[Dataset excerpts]

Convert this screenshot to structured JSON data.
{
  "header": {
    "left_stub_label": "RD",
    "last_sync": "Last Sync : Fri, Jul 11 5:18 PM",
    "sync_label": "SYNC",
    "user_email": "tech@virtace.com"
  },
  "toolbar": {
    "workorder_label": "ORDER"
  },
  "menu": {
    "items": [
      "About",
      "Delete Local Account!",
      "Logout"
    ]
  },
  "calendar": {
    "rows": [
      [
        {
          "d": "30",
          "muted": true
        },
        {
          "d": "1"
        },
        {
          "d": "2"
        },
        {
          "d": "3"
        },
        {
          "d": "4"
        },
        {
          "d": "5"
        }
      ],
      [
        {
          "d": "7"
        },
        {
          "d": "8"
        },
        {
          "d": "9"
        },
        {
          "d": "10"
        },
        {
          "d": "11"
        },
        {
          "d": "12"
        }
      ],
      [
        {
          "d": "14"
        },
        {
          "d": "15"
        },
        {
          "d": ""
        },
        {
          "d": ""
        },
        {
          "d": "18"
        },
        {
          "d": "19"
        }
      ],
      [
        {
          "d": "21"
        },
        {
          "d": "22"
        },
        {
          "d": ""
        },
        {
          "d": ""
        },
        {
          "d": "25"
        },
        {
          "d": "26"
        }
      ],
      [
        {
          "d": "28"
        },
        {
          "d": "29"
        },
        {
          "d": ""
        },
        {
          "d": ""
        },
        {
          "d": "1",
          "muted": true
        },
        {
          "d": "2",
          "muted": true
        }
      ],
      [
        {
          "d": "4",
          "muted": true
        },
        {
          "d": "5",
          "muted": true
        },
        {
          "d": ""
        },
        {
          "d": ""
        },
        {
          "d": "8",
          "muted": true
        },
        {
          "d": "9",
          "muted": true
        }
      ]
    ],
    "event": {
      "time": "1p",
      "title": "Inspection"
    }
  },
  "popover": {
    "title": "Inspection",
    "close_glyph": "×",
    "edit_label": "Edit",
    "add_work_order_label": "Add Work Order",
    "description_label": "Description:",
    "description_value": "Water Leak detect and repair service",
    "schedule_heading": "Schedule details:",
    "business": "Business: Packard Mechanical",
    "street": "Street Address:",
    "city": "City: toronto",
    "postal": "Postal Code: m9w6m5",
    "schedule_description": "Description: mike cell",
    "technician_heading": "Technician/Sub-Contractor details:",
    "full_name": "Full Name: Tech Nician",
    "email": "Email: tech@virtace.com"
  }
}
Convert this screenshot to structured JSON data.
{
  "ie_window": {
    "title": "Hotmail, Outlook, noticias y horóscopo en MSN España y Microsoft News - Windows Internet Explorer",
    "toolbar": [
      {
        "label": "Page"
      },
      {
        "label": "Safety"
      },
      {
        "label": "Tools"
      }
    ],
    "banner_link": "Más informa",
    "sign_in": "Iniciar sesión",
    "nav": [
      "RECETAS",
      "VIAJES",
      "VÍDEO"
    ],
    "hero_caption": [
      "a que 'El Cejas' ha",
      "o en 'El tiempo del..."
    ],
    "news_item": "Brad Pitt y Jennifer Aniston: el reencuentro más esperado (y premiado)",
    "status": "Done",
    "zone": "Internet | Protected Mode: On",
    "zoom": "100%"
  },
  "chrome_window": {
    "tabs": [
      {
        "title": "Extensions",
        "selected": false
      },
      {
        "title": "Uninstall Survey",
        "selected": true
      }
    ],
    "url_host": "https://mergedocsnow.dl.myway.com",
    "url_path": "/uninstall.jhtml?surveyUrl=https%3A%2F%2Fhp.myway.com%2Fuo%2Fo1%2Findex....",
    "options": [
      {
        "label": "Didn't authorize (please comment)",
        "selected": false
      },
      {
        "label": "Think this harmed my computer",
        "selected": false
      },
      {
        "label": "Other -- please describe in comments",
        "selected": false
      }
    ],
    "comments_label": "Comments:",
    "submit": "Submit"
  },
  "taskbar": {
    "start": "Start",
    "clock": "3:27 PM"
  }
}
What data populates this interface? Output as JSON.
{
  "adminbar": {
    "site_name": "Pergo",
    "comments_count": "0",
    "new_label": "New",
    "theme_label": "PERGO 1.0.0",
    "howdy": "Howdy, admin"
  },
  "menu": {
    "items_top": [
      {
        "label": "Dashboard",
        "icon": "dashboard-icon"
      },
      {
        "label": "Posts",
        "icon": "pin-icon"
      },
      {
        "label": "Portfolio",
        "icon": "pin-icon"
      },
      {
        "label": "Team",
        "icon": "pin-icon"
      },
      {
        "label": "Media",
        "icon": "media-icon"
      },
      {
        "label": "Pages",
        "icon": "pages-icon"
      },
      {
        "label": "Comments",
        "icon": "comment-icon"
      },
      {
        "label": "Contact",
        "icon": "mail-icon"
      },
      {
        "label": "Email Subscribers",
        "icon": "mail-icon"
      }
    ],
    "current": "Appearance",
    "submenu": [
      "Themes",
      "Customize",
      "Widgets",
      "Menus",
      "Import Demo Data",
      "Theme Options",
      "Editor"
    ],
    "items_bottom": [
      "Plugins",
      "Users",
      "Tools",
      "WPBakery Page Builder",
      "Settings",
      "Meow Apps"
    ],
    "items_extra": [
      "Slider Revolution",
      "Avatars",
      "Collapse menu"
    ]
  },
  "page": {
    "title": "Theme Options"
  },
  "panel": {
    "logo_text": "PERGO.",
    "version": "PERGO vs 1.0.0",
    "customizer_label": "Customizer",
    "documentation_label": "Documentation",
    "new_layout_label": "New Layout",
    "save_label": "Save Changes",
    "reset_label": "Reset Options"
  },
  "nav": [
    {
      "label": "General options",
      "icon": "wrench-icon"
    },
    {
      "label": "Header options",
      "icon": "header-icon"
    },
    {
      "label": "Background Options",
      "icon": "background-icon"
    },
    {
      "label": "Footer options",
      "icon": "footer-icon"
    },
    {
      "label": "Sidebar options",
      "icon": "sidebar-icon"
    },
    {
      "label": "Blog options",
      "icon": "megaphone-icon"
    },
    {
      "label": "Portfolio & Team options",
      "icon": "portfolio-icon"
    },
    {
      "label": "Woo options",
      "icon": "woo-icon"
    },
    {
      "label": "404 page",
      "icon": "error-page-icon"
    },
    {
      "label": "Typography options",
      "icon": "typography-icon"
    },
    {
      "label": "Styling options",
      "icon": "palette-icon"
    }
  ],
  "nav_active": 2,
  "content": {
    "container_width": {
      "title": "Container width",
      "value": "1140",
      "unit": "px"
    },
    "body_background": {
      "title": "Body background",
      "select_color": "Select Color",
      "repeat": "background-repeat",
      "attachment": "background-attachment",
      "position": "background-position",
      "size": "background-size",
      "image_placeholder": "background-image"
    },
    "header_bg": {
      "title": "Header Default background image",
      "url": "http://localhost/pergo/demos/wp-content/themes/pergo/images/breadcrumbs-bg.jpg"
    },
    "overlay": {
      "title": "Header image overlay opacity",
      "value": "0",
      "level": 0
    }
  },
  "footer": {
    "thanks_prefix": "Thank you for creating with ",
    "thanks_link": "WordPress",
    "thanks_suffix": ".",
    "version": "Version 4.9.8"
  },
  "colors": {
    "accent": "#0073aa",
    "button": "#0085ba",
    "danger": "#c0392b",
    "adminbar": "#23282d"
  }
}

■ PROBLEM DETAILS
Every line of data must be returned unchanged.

■ TASK RESPONSE
Convert this screenshot to structured JSON data.
{
  "header": {
    "left_stub_label": "RD",
    "last_sync": "Last Sync : Fri, Jul 11 5:18 PM",
    "sync_label": "SYNC",
    "user_email": "tech@virtace.com"
  },
  "toolbar": {
    "workorder_label": "ORDER"
  },
  "menu": {
    "items": [
      "About",
      "Delete Local Account!",
      "Logout"
    ]
  },
  "calendar": {
    "rows": [
      [
        {
          "d": "30",
          "muted": true
        },
        {
          "d": "1"
        },
        {
          "d": "2"
        },
        {
          "d": "3"
        },
        {
          "d": "4"
        },
        {
          "d": "5"
        }
      ],
      [
        {
          "d": "7"
        },
        {
          "d": "8"
        },
        {
          "d": "9"
        },
        {
          "d": "10"
        },
        {
          "d": "11"
        },
        {
          "d": "12"
        }
      ],
      [
        {
          "d": "14"
        },
        {
          "d": "15"
        },
        {
          "d": ""
        },
        {
          "d": ""
        },
        {
          "d": "18"
        },
        {
          "d": "19"
        }
      ],
      [
        {
          "d": "21"
        },
        {
          "d": "22"
        },
        {
          "d": ""
        },
        {
          "d": ""
        },
        {
          "d": "25"
        },
        {
          "d": "26"
        }
      ],
      [
        {
          "d": "28"
        },
        {
          "d": "29"
        },
        {
          "d": ""
        },
        {
          "d": ""
        },
        {
          "d": "1",
          "muted": true
        },
        {
          "d": "2",
          "muted": true
        }
      ],
      [
        {
          "d": "4",
          "muted": true
        },
        {
          "d": "5",
          "muted": true
        },
        {
          "d": ""
        },
        {
          "d": ""
        },
        {
          "d": "8",
          "muted": true
        },
        {
          "d": "9",
          "muted": true
        }
      ]
    ],
    "event": {
      "time": "1p",
      "title": "Inspection"
    }
  },
  "popover": {
    "title": "Inspection",
    "close_glyph": "×",
    "edit_label": "Edit",
    "add_work_order_label": "Add Work Order",
    "description_label": "Description:",
    "description_value": "Water Leak detect and repair service",
    "schedule_heading": "Schedule details:",
    "business": "Business: Packard Mechanical",
    "street": "Street Address:",
    "city": "City: toronto",
    "postal": "Postal Code: m9w6m5",
    "schedule_description": "Description: mike cell",
    "technician_heading": "Technician/Sub-Contractor details:",
    "full_name": "Full Name: Tech Nician",
    "email": "Email: tech@virtace.com"
  }
}
Convert this screenshot to structured JSON data.
{
  "ie_window": {
    "title": "Hotmail, Outlook, noticias y horóscopo en MSN España y Microsoft News - Windows Internet Explorer",
    "toolbar": [
      {
        "label": "Page"
      },
      {
        "label": "Safety"
      },
      {
        "label": "Tools"
      }
    ],
    "banner_link": "Más informa",
    "sign_in": "Iniciar sesión",
    "nav": [
      "RECETAS",
      "VIAJES",
      "VÍDEO"
    ],
    "hero_caption": [
      "a que 'El Cejas' ha",
      "o en 'El tiempo del..."
    ],
    "news_item": "Brad Pitt y Jennifer Aniston: el reencuentro más esperado (y premiado)",
    "status": "Done",
    "zone": "Internet | Protected Mode: On",
    "zoom": "100%"
  },
  "chrome_window": {
    "tabs": [
      {
        "title": "Extensions",
        "selected": false
      },
      {
        "title": "Uninstall Survey",
        "selected": true
      }
    ],
    "url_host": "https://mergedocsnow.dl.myway.com",
    "url_path": "/uninstall.jhtml?surveyUrl=https%3A%2F%2Fhp.myway.com%2Fuo%2Fo1%2Findex....",
    "options": [
      {
        "label": "Didn't authorize (please comment)",
        "selected": false
      },
      {
        "label": "Think this harmed my computer",
        "selected": false
      },
      {
        "label": "Other -- please describe in comments",
        "selected": false
      }
    ],
    "comments_label": "Comments:",
    "submit": "Submit"
  },
  "taskbar": {
    "start": "Start",
    "clock": "3:27 PM"
  }
}
What data populates this interface? Output as JSON.
{
  "adminbar": {
    "site_name": "Pergo",
    "comments_count": "0",
    "new_label": "New",
    "theme_label": "PERGO 1.0.0",
    "howdy": "Howdy, admin"
  },
  "menu": {
    "items_top": [
      {
        "label": "Dashboard",
        "icon": "dashboard-icon"
      },
      {
        "label": "Posts",
        "icon": "pin-icon"
      },
      {
        "label": "Portfolio",
        "icon": "pin-icon"
      },
      {
        "label": "Team",
        "icon": "pin-icon"
      },
      {
        "label": "Media",
        "icon": "media-icon"
      },
      {
        "label": "Pages",
        "icon": "pages-icon"
      },
      {
        "label": "Comments",
        "icon": "comment-icon"
      },
      {
        "label": "Contact",
        "icon": "mail-icon"
      },
      {
        "label": "Email Subscribers",
        "icon": "mail-icon"
      }
    ],
    "current": "Appearance",
    "submenu": [
      "Themes",
      "Customize",
      "Widgets",
      "Menus",
      "Import Demo Data",
      "Theme Options",
      "Editor"
    ],
    "items_bottom": [
      "Plugins",
      "Users",
      "Tools",
      "WPBakery Page Builder",
      "Settings",
      "Meow Apps"
    ],
    "items_extra": [
      "Slider Revolution",
      "Avatars",
      "Collapse menu"
    ]
  },
  "page": {
    "title": "Theme Options"
  },
  "panel": {
    "logo_text": "PERGO.",
    "version": "PERGO vs 1.0.0",
    "customizer_label": "Customizer",
    "documentation_label": "Documentation",
    "new_layout_label": "New Layout",
    "save_label": "Save Changes",
    "reset_label": "Reset Options"
  },
  "nav": [
    {
      "label": "General options",
      "icon": "wrench-icon"
    },
    {
      "label": "Header options",
      "icon": "header-icon"
    },
    {
      "label": "Background Options",
      "icon": "background-icon"
    },
    {
      "label": "Footer options",
      "icon": "footer-icon"
    },
    {
      "label": "Sidebar options",
      "icon": "sidebar-icon"
    },
    {
      "label": "Blog options",
      "icon": "megaphone-icon"
    },
    {
      "label": "Portfolio & Team options",
      "icon": "portfolio-icon"
    },
    {
      "label": "Woo options",
      "icon": "woo-icon"
    },
    {
      "label": "404 page",
      "icon": "error-page-icon"
    },
    {
      "label": "Typography options",
      "icon": "typography-icon"
    },
    {
      "label": "Styling options",
      "icon": "palette-icon"
    }
  ],
  "nav_active": 2,
  "content": {
    "container_width": {
      "title": "Container width",
      "value": "1140",
      "unit": "px"
    },
    "body_background": {
      "title": "Body background",
      "select_color": "Select Color",
      "repeat": "background-repeat",
      "attachment": "background-attachment",
      "position": "background-position",
      "size": "background-size",
      "image_placeholder": "background-image"
    },
    "header_bg": {
      "title": "Header Default background image",
      "url": "http://localhost/pergo/demos/wp-content/themes/pergo/images/breadcrumbs-bg.jpg"
    },
    "overlay": {
      "title": "Header image overlay opacity",
      "value": "0",
      "level": 0
    }
  },
  "footer": {
    "thanks_prefix": "Thank you for creating with ",
    "thanks_link": "WordPress",
    "thanks_suffix": ".",
    "version": "Version 4.9.8"
  },
  "colors": {
    "accent": "#0073aa",
    "button": "#0085ba",
    "danger": "#c0392b",
    "adminbar": "#23282d"
  }
}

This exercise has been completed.